• **INSTRUCTIONS FOR THE TASK**
Report every line of the listing below in which the string "title" appears.
___
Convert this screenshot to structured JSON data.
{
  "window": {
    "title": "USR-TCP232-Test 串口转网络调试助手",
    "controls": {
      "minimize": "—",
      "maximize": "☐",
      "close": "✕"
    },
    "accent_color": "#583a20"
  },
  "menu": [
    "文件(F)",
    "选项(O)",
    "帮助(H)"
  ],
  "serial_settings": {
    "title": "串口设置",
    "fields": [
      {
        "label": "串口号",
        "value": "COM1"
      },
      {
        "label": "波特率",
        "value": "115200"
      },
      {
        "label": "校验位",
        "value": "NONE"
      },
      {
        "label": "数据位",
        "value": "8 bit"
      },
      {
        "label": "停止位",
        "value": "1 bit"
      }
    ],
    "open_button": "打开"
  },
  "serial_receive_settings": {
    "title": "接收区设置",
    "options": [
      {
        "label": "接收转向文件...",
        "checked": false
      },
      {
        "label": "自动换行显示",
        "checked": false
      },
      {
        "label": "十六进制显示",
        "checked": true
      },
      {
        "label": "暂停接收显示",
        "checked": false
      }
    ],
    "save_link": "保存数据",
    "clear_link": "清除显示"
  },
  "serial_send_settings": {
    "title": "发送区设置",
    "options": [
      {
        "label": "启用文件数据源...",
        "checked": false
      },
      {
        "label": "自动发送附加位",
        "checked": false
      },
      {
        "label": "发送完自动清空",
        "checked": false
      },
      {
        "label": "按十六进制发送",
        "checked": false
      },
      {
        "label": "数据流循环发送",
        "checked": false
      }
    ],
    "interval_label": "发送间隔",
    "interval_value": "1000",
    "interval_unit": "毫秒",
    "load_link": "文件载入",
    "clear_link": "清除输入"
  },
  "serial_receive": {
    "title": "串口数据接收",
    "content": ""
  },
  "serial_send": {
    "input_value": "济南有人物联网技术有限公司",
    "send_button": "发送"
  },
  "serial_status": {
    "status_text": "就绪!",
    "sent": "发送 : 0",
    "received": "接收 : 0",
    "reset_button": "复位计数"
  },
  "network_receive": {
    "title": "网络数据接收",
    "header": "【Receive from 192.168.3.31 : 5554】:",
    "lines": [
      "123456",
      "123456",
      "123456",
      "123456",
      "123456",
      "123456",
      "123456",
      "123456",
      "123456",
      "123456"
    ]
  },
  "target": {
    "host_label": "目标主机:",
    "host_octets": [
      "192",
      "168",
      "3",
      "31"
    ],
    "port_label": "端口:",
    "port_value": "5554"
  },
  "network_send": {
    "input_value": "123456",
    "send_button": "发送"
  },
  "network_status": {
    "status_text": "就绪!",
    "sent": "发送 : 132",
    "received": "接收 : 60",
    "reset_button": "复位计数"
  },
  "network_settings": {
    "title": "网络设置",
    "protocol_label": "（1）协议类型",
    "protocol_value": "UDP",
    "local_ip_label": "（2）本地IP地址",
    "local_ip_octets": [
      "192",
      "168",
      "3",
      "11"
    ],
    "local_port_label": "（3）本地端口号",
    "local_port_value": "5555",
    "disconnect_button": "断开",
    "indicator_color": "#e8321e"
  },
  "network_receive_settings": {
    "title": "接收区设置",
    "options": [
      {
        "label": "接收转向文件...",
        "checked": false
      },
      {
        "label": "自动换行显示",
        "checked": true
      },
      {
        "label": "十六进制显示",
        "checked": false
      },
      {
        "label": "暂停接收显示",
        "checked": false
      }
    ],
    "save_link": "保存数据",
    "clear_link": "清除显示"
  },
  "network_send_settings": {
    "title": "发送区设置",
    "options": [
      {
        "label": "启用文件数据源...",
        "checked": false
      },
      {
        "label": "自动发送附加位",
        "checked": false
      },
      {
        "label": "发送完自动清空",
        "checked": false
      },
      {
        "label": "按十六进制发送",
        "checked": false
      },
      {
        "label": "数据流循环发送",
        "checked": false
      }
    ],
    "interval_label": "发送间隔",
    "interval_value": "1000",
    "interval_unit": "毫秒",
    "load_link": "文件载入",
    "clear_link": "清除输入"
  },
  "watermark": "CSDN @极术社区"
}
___
• **TASK RESULT**
    "title": "USR-TCP232-Test 串口转网络调试助手",
    "title": "串口设置",
    "title": "接收区设置",
    "title": "发送区设置",
    "title": "串口数据接收",
    "title": "网络数据接收",
    "title": "网络设置",
    "title": "接收区设置",
    "title": "发送区设置",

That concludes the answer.